SC said the definition of the expression “child in need of care and protection” under Section 2(14) of the JJ Act should not be interpreted as exhaustive.
In significant stride, the Supreme Court on Thursday issued guidelines to protect and augment the rights and welfare of children and for the proper implementation of beneficial legislations like The Commissions for Protection of Child Rights Act, 2005, The Right of Children to Free and Compulsory Education Act, 2009, The Protection of Children from Sexual Offences Act, 2012 and The Juvenile Justice (Care and Protection of Children) Act, 2000
The judgment, delivered by a Bench comprising Justice Madan B. Lokur and Justice Deepak Gupta, deals with several issues such as social audits, de-institutionalization, training of personnel, rehabilitation and social-reintegration, utilization of grants and minimum standards of care.
At the outset the bench held that the definition of the expression “child in need of care and protection” under Section 2(14) of the JJ Act should not be interpreted as an exhaustive definition.
“The definition is illustrative and the benefits envisaged for children in need of care and protection should be extended to all such children in fact requiring State care and protection”. Consequently, we are of the view that since the JJ Act is intended for the benefit of children and is intended to protect and foster their rights, the definition of a child in need of care and protection must be given a broad interpretation. It would be unfortunate if certain categories of children are left out of the definition, even though they need as much care and protection as categories of children specifically enlisted in the definition. Beneficial legislations of the kind that we are dealing with demand an expansive view to be taken by the Courts and all concerned”
The petition was taken up suo motu by the Court on the basis of a letter and news article forwarded to it in September, 2007, by one A.S. Choudhury. The article published in the Hindi newspaper ‘Hindustan’ was titled “Orphanage or Places for Child Abuse (translated)”. The article had exposed systemic sexual abuse of children in orphanages in Mahabalipuram in Tamil Nadu, run by NGOs as well as government institutions.
As per the article, a sting operation had indicated that sexual services of children were being provided to foreigners as well as Indian tourists and that the rates of children whose sexual services were being taken were fixed over telephone or in a meeting at the orphanage. The author had thereafter opined that the problem of sexual abuse of children, especially in government institutions, has become a serious problem and requires immediate redressal.
The Court had then taken up the issue, and passed several orders over the years, seeking to expand the scope of the PIL to include rights of children in general. It had also appointed Advocate Aparna Bhat as Amicus curiae.
The Court had, however, subsequently passed a detailed order in December, 2013, lamenting that despite the directions issued, little or no progress was made by the States in protecting the rights of children. Specific information was then sought from each State and Union Territory, regarding efforts taken by them in this regard.
Commenting on the responses received from the States, the Court had observed, “The responses were disheartening then and the situation has not changed substantially even after almost a decade since this Court took cognizance of the matter. Progress, if any, has been marginal. Unfortunately, it appears that the governments of some of the States and Union Territories have little remedial or pro-active concern for children.”

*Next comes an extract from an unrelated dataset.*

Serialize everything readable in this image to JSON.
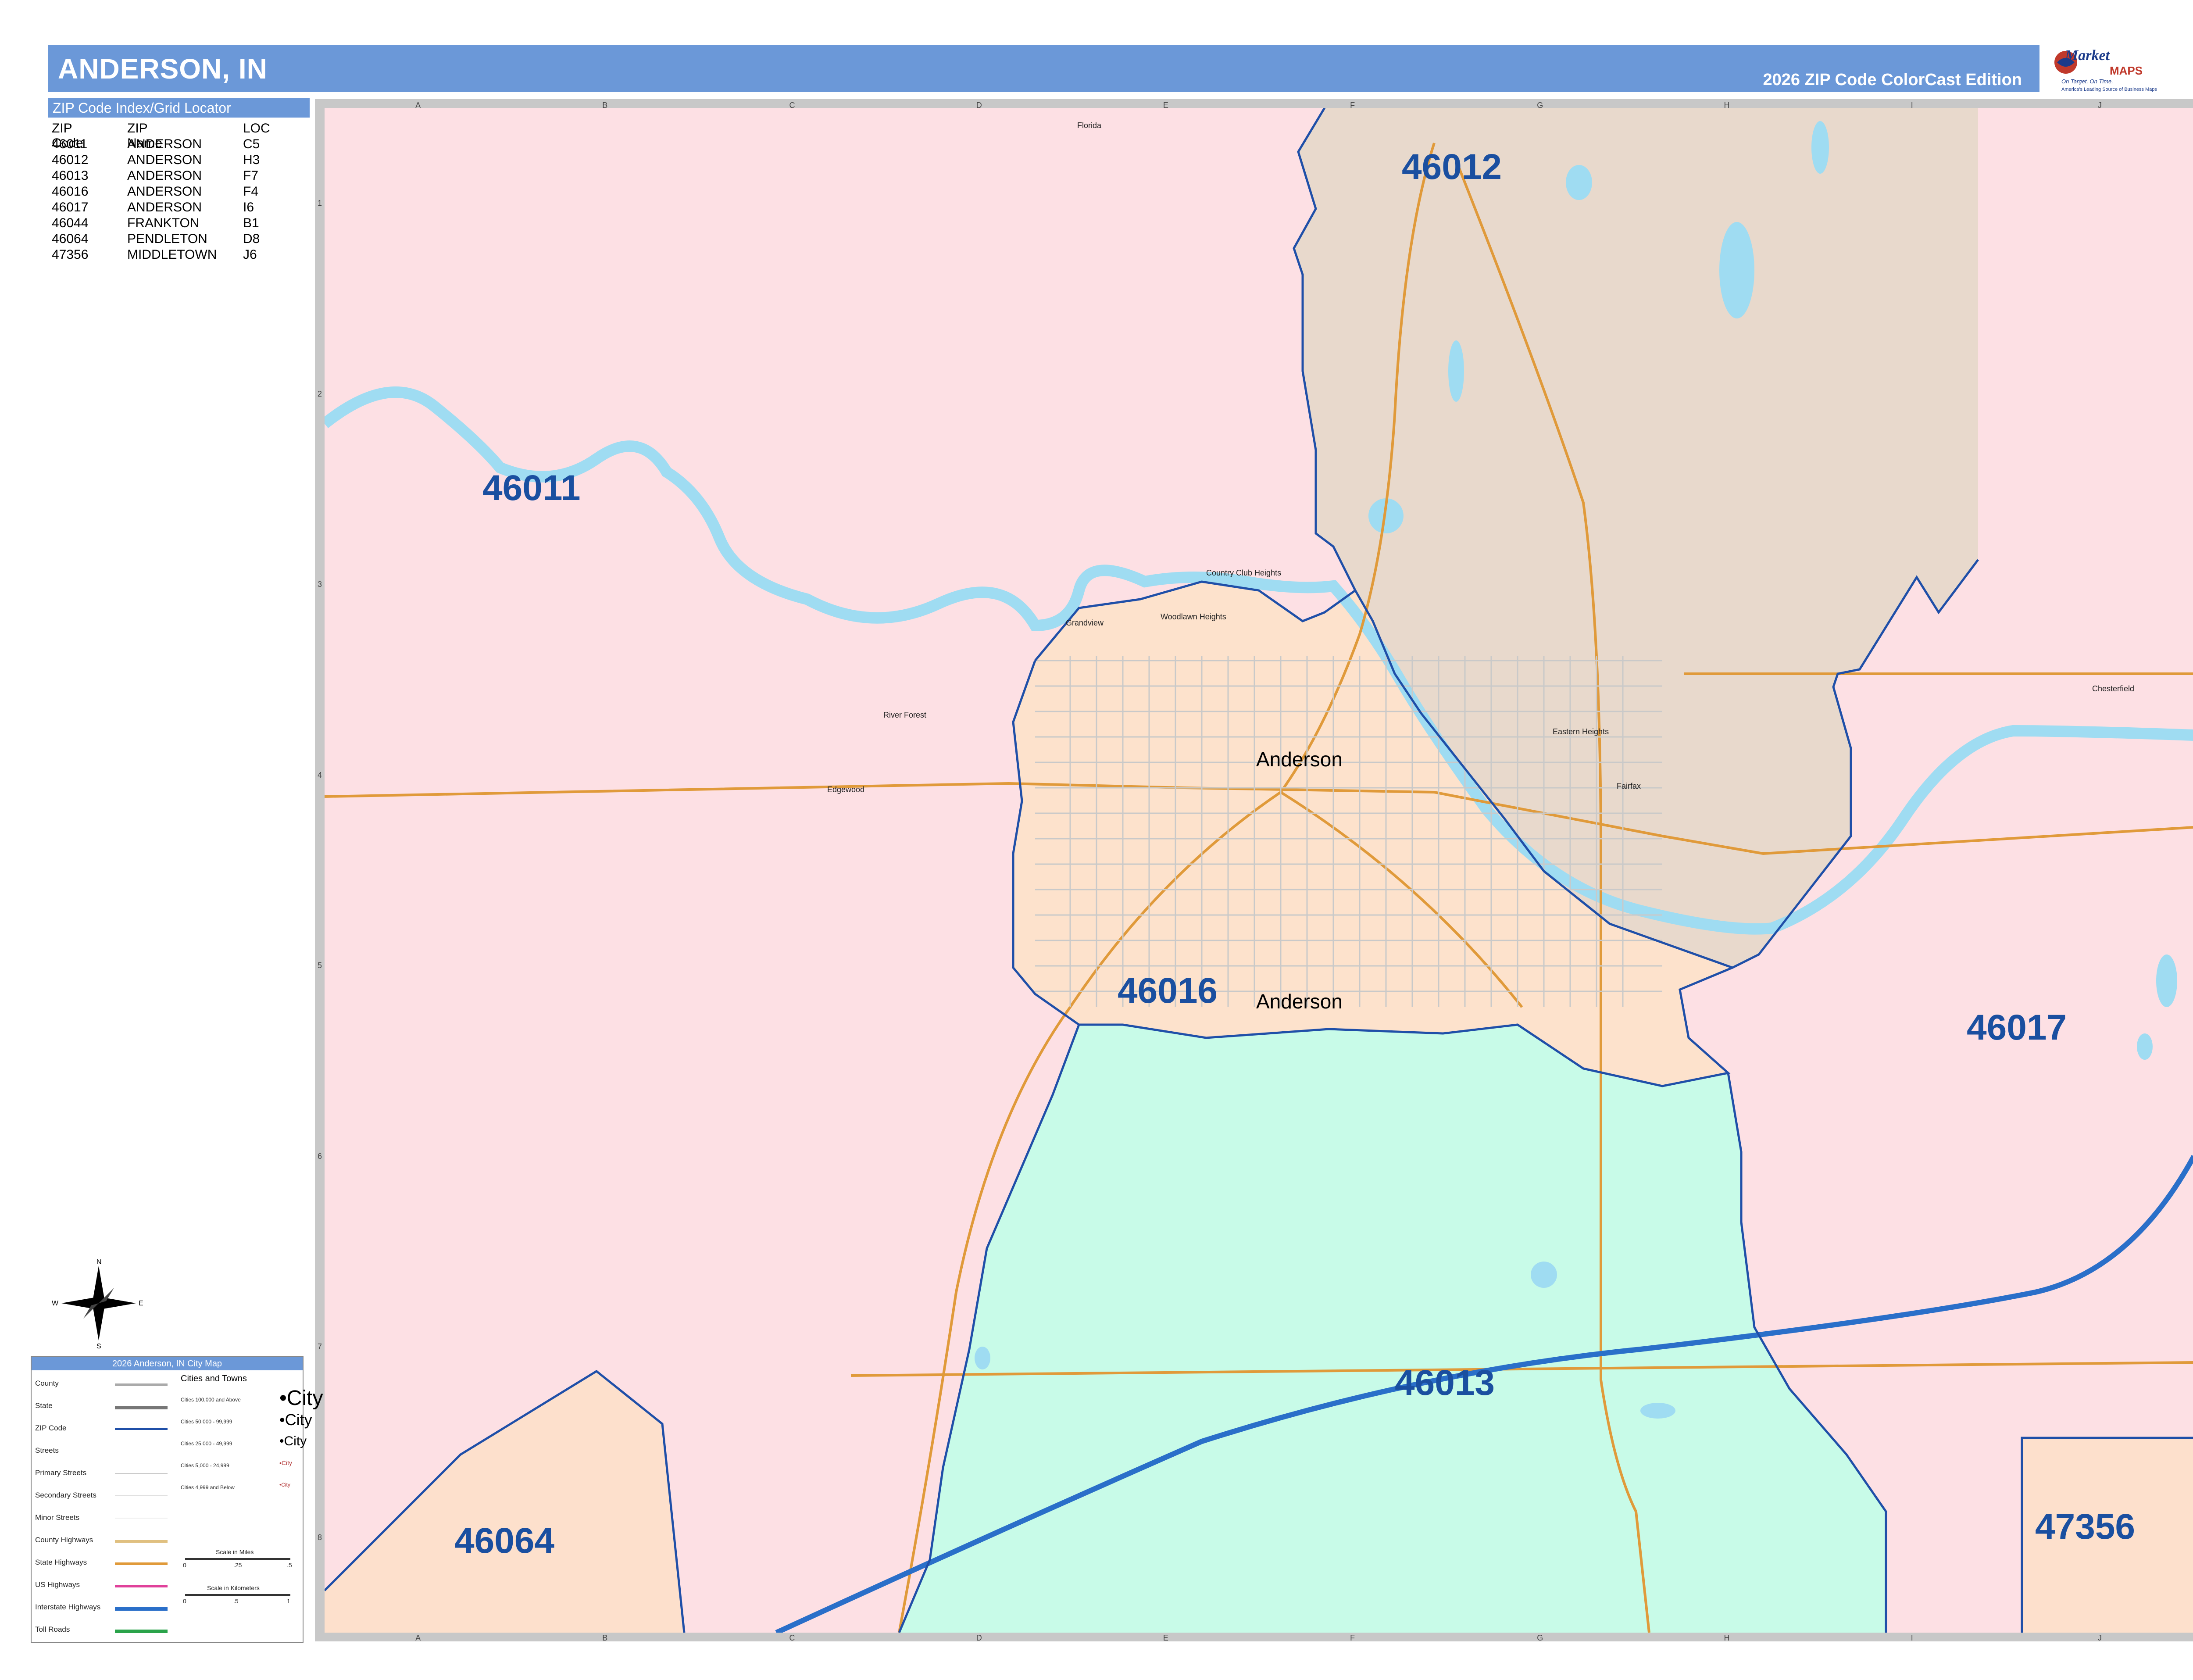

It had thereafter decided to restrict the scope of the petition to the rights and welfare of children in need of care and protection.
Here are the guidelines issued by the Court:
“1. The definition of the expression “child in need of care and protection” under Section 2(14) of the JJ Act should not be interpreted as an exhaustive definition. The definition is illustrative and the benefits envisaged for children in need of care and protection should be extended to all such children in fact requiring State care and protection.